**Exercise details**: Please reproduce the following records exactly, with nothing omitted.

**Records for this exercise**:
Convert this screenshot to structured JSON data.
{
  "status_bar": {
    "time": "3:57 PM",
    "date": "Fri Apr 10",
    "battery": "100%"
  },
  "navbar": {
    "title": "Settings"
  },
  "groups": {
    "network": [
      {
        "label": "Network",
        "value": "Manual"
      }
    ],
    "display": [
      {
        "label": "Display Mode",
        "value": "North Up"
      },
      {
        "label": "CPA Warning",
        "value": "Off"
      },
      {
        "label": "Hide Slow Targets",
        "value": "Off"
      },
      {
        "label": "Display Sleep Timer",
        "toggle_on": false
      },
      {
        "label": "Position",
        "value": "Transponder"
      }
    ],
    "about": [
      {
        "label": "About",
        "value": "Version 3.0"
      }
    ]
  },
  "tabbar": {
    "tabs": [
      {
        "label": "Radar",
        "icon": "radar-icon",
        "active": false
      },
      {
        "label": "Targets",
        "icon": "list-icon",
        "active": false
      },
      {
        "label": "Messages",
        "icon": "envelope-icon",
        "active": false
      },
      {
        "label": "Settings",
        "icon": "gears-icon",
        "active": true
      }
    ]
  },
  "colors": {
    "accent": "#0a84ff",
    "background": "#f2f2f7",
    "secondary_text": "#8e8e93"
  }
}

**Expected output**:
Convert this screenshot to structured JSON data.
{
  "status_bar": {
    "time": "3:57 PM",
    "date": "Fri Apr 10",
    "battery": "100%"
  },
  "navbar": {
    "title": "Settings"
  },
  "groups": {
    "network": [
      {
        "label": "Network",
        "value": "Manual"
      }
    ],
    "display": [
      {
        "label": "Display Mode",
        "value": "North Up"
      },
      {
        "label": "CPA Warning",
        "value": "Off"
      },
      {
        "label": "Hide Slow Targets",
        "value": "Off"
      },
      {
        "label": "Display Sleep Timer",
        "toggle_on": false
      },
      {
        "label": "Position",
        "value": "Transponder"
      }
    ],
    "about": [
      {
        "label": "About",
        "value": "Version 3.0"
      }
    ]
  },
  "tabbar": {
    "tabs": [
      {
        "label": "Radar",
        "icon": "radar-icon",
        "active": false
      },
      {
        "label": "Targets",
        "icon": "list-icon",
        "active": false
      },
      {
        "label": "Messages",
        "icon": "envelope-icon",
        "active": false
      },
      {
        "label": "Settings",
        "icon": "gears-icon",
        "active": true
      }
    ]
  },
  "colors": {
    "accent": "#0a84ff",
    "background": "#f2f2f7",
    "secondary_text": "#8e8e93"
  }
}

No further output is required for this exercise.